As part of its commitment to sustainability, Sweden has introduced not one but two different organizations dedicated to ecotourism: an eco-tourism charter and Nature’s est’, an eco-label that certifies travel companies. It’s hardly surprising how eager they are to protect their landscapes when you look at the fantastic nature in Sweden. Throughout the year, whether you want to kayak across glassy lakes, head off on a lobster safari in Western Sweden, or dogsled on a snowy Arctic getaway, there is an adventure for everyone.
Many may think of it as more of a winter destination, but the Swedish countryside is a beauty to behold in the summer months. You can join locals as they forage for wild berries in the forest or take a dip in a cooling lake. In fact, due to the Swedish institution of “Allemansrätten,” which means “Right of Public Access,” you are free to hike across the country wherever you so wish, as long as you leave it as you found it.
But Sweden is home to more than just nature and tranquility. If you’re looking for animal encounters and an adrenaline rush, then look no further. Huskies are a given, but it’s easy to forget the huge amount of other wild animals that you can find in Scandinavia: wolverines, brown bears, moose, lynx and more. Amazing trips tracking these creatures, such as this moose and wolf experience, offer you the chance to see impressive animals in their natural habitat during the day and under moonlight, giving you a real taste of the wild.
God’s Own Country: Kerala, India
Who wouldn’t want to visit God’s own country? This is the name commonly given to Kerala, a tropical paradise in Southern India. Squeezed between the divine shoreline of the Arabian Sea and the luscious mountain ranges of the Western Ghats, it has become one of the most popular tourist destinations in Asia. Beaches and backwaters make Kerala uniquely beautiful, with a 600-kilometer-long palm-tree-filled shoreline contrasting with winding, delicate canals you can boat along.
Within the forests of Ghat, you find amazing national parks and wildlife sanctuaries. These house impressive and often rare creatures, such as Bengali tigers, Indian elephants, leopards and rhinos, as well as one of the rarest butterflies in the world: the Travancore Evening Brown. There’s even a shrub here that blooms only once every 12 years!
Within the parks, there is a focus on scientific conservation methods to ensure protection to the creatures within them, while also benefiting the local tribal people who live in the mountains. On top of the beaches and forests Kerala has to offer, you can explore the highlands, which are filled with the scents of coffee, tea and cardamom. Kerala is a truly magical place, full of luxurious forest, spice-scented hills and revitalizing trekking trails. To experience it all, take a look at this exciting eco-tour.
Turtle-y Tortuguero in Costa Rica
Welcome to the Land of the Turtles, a village on a small sand island in Costa Rica. Despite its size, Costa Rica contributes to more than 5 percent of the planet’s eco-diversity and is famed for being home to exotic (but cute) animals, like the three-toed sloth, the capuchin monkey and ocelots — wild cats, about double the size of a normal house cat. It is the dream destination for anyone with a love of wildlife and concern for protecting the environment.
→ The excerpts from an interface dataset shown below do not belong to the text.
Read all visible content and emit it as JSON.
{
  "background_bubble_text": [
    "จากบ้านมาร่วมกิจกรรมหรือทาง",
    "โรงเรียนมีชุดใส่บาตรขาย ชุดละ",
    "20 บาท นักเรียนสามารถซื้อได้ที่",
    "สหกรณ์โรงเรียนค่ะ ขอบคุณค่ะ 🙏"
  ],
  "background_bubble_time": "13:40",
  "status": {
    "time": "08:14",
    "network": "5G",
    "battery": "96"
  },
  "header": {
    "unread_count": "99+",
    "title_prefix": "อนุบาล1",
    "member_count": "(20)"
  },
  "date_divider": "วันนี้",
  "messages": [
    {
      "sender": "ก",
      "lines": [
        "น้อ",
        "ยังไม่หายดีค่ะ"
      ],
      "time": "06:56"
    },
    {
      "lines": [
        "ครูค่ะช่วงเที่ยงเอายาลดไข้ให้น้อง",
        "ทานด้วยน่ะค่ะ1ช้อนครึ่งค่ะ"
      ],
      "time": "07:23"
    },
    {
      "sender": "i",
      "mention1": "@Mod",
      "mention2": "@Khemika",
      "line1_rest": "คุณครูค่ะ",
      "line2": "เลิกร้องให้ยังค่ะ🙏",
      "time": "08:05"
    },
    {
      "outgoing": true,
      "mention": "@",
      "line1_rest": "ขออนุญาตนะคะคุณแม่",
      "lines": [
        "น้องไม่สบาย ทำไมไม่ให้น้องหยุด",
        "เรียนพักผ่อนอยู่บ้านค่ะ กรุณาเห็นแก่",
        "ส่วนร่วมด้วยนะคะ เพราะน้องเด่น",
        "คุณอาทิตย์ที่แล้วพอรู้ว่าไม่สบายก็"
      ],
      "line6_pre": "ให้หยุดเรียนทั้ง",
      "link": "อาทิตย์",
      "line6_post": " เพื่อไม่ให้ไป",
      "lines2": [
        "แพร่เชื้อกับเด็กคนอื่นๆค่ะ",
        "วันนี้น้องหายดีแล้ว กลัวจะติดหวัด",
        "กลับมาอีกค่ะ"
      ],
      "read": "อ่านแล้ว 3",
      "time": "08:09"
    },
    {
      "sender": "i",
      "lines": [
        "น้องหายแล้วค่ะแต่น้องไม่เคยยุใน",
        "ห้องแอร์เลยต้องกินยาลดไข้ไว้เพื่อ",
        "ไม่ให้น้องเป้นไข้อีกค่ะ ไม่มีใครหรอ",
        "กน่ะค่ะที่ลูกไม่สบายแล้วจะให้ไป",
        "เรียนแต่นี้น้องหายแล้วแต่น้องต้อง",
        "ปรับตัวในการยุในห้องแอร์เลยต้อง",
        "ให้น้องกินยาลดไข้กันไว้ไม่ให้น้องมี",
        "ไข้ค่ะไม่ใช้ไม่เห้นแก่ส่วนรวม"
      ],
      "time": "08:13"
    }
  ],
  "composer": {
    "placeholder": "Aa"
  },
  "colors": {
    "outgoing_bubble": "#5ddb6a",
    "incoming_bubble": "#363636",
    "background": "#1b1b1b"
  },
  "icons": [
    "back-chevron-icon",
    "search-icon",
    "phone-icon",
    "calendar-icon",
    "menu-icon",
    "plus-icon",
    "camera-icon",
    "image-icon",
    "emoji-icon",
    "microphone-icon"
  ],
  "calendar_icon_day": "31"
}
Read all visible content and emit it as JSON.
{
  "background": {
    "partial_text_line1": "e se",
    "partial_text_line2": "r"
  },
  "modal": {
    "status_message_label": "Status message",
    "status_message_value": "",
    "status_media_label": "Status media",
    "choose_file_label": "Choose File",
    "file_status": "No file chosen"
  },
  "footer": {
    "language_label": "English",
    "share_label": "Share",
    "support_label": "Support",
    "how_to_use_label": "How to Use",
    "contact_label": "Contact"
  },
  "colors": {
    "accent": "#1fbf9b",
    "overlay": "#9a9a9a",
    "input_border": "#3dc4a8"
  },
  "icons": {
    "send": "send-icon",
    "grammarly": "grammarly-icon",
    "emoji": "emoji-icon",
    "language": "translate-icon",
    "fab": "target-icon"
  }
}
Tortuguero has a population of a mere 1,200 people and can only be reached by boat or plane. The tiny village is sustained almost entirely by ecotourism, which is unsurprising as it is a turtle haven! During the summer, you can witness inspiring scenes, as green sea turtles head to shore to lay their eggs. There’s also a national park, which is home to an impressive 11 different types of habitat, offering a huge range of biodiversity perched on the edge of the Caribbean coast. If you want to see the turtles hatching for yourself and contribute to the ecotourism that keeps this village thriving, you can find out more about visiting Tortuguero here.
To learn more about how you can make a positive impact on a variety of sustainable experiences in nature, visit Eco Companion.
Now that you have six ecotourism destinations to consider, read these six tips to be a green globe trotter.